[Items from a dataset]

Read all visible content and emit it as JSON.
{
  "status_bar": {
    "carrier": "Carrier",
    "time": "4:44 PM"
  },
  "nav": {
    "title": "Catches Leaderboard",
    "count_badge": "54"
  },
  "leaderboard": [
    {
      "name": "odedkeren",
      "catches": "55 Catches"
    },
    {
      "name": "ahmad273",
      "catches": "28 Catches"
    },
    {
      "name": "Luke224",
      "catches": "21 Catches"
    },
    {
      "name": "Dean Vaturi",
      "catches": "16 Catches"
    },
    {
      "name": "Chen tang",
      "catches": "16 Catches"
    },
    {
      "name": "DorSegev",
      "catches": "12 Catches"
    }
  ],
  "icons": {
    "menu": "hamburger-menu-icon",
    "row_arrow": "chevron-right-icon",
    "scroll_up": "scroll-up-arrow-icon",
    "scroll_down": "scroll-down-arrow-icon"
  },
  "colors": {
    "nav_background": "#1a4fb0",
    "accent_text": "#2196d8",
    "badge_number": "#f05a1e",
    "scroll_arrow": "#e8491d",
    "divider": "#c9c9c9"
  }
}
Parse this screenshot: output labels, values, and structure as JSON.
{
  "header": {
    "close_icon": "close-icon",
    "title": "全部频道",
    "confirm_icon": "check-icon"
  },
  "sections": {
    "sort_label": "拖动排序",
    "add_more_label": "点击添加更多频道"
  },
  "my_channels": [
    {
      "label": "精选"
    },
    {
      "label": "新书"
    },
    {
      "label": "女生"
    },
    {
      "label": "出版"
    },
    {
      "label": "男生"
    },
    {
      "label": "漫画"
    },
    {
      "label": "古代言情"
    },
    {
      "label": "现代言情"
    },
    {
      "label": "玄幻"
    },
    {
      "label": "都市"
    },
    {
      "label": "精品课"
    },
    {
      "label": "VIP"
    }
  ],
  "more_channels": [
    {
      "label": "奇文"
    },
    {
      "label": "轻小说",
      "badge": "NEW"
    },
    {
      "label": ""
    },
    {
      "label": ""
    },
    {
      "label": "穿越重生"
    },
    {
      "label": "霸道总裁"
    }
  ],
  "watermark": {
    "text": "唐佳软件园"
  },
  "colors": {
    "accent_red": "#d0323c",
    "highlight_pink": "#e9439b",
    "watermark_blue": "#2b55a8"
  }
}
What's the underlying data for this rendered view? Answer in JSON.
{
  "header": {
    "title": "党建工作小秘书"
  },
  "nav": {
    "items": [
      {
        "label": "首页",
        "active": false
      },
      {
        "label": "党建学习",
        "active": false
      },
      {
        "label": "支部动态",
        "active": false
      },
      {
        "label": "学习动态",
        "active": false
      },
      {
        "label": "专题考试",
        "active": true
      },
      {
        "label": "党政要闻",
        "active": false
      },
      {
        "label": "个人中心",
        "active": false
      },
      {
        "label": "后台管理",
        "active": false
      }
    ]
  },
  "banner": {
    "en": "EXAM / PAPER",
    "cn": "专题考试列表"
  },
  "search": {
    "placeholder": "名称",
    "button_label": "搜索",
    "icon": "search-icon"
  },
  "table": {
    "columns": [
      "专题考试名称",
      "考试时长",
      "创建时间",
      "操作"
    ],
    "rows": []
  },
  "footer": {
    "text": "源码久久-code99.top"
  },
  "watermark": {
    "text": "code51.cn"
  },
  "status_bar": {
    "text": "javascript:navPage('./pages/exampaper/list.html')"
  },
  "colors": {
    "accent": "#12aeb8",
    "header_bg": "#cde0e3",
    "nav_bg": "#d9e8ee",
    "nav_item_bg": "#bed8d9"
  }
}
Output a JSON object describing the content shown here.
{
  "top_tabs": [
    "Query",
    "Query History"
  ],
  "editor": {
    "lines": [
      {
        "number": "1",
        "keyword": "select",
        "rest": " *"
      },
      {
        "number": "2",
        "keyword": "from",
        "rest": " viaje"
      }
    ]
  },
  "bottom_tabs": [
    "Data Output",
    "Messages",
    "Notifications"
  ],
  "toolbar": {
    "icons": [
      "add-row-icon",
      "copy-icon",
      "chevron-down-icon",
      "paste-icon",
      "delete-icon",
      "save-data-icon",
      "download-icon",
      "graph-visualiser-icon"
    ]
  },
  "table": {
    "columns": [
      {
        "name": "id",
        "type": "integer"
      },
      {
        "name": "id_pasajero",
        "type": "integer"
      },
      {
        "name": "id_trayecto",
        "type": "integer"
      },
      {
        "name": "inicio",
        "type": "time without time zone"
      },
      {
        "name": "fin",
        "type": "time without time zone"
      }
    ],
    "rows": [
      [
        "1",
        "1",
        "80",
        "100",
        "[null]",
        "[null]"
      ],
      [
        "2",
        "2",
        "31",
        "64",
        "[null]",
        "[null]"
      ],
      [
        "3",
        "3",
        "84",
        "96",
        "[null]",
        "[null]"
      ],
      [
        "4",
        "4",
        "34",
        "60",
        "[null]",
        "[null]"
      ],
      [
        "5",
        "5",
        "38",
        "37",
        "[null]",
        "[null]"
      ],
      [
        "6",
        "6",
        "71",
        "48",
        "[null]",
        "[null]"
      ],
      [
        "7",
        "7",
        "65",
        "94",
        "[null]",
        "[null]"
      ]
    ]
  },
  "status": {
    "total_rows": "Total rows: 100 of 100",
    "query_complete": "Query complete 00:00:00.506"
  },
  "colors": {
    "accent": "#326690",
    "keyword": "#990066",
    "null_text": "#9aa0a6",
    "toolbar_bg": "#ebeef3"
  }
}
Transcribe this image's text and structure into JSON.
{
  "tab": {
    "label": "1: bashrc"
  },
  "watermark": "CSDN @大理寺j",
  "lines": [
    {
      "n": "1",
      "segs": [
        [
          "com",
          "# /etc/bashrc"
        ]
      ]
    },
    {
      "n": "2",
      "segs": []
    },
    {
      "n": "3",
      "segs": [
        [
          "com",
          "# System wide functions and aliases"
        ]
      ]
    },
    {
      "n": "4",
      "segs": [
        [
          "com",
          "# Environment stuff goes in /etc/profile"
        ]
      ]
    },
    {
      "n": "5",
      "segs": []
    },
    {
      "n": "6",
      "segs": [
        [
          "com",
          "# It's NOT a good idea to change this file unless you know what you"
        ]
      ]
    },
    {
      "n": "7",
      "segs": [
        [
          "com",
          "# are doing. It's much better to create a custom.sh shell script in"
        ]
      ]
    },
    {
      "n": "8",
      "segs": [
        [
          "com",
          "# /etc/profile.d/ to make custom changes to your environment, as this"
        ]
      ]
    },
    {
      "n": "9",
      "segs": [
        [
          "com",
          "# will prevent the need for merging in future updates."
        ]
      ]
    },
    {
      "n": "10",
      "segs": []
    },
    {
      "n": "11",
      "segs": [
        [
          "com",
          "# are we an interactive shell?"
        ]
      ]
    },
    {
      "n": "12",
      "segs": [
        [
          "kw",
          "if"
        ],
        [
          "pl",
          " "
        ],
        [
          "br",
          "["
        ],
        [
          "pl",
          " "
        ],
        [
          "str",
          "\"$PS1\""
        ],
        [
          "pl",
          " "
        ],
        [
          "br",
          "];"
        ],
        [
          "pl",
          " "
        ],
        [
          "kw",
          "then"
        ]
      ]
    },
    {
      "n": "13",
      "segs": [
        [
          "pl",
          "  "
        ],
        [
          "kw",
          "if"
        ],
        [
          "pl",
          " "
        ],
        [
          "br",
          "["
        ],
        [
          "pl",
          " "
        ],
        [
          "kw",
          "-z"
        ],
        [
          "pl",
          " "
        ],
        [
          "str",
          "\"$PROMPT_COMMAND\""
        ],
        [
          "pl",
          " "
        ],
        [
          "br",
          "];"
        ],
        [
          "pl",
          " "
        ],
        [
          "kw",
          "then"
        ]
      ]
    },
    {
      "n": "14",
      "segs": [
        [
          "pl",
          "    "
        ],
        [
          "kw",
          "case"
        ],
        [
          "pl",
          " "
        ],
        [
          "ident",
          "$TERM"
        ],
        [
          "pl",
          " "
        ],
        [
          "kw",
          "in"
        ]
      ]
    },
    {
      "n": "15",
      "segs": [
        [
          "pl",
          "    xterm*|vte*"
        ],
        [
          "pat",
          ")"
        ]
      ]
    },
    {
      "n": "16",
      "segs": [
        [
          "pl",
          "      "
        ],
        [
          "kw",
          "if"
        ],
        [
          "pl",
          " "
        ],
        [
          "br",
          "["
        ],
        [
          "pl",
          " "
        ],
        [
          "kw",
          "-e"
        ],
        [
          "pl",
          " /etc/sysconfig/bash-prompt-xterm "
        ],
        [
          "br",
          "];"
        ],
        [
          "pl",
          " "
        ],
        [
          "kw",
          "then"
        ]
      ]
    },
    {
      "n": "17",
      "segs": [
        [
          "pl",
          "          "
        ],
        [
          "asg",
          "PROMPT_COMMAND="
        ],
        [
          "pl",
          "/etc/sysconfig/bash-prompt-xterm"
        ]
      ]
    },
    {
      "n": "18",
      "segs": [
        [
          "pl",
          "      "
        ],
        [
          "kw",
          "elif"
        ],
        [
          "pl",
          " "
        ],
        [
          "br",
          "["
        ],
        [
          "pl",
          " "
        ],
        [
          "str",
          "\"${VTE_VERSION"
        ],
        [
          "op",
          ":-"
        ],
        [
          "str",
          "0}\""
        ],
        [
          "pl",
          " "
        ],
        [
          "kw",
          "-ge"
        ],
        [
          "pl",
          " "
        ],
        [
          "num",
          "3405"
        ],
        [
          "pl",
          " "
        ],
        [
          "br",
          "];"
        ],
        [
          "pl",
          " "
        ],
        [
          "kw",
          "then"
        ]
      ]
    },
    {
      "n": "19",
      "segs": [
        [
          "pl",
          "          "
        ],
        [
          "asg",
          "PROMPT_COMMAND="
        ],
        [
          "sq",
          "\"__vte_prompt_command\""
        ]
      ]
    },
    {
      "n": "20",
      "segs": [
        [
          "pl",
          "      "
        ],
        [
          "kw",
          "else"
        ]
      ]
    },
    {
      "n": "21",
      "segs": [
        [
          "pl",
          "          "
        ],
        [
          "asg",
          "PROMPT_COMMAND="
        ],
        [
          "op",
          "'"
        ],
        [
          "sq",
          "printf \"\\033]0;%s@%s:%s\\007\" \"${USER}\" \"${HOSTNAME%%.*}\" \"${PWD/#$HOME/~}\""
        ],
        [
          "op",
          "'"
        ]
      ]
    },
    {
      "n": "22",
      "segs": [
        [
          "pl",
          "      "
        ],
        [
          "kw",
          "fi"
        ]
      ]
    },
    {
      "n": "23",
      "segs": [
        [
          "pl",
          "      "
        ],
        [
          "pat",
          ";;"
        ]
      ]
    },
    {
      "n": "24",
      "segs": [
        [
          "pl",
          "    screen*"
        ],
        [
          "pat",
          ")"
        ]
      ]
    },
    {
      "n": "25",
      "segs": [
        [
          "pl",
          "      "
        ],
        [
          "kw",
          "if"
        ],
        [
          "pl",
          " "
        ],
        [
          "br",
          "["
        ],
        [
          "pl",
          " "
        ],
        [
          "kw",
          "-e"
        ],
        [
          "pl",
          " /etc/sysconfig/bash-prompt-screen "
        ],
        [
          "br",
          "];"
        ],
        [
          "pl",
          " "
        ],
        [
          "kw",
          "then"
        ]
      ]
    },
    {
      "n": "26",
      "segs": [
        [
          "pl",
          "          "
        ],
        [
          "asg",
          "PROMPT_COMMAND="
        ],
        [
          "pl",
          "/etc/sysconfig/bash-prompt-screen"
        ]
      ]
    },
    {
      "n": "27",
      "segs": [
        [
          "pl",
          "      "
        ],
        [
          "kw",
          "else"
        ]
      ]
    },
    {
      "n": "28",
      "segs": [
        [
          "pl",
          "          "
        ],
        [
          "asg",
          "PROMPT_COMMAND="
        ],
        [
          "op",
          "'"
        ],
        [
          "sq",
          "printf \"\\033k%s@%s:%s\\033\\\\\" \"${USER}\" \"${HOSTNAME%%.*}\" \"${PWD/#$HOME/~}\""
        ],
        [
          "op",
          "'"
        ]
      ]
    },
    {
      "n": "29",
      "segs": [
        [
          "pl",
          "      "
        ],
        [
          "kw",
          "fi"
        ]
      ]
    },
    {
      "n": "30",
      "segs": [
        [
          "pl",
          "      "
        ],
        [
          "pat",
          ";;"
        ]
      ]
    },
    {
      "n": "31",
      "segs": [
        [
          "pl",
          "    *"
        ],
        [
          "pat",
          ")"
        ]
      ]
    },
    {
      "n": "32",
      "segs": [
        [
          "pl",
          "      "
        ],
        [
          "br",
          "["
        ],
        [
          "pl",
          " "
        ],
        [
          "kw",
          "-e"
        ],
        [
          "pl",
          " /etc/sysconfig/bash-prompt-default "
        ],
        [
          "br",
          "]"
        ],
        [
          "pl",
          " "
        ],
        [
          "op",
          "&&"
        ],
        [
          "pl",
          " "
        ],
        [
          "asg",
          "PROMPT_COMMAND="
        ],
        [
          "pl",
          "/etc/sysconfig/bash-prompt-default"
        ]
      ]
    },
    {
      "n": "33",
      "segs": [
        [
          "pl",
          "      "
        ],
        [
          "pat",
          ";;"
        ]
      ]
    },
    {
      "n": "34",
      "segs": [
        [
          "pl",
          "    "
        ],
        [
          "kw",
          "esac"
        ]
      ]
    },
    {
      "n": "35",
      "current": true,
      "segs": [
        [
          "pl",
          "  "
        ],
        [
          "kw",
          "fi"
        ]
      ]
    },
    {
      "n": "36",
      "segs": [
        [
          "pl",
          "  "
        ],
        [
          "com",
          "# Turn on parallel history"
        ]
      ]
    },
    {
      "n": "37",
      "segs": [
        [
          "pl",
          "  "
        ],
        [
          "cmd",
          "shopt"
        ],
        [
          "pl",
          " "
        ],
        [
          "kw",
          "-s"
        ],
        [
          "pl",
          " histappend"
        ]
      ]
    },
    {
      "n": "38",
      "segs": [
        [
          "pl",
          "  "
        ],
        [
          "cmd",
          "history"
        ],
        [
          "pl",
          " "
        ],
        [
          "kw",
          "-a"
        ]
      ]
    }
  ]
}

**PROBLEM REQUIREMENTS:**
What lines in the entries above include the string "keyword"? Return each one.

**RESULT:**
        "keyword": "select",
        "keyword": "from",
    "keyword": "#990066",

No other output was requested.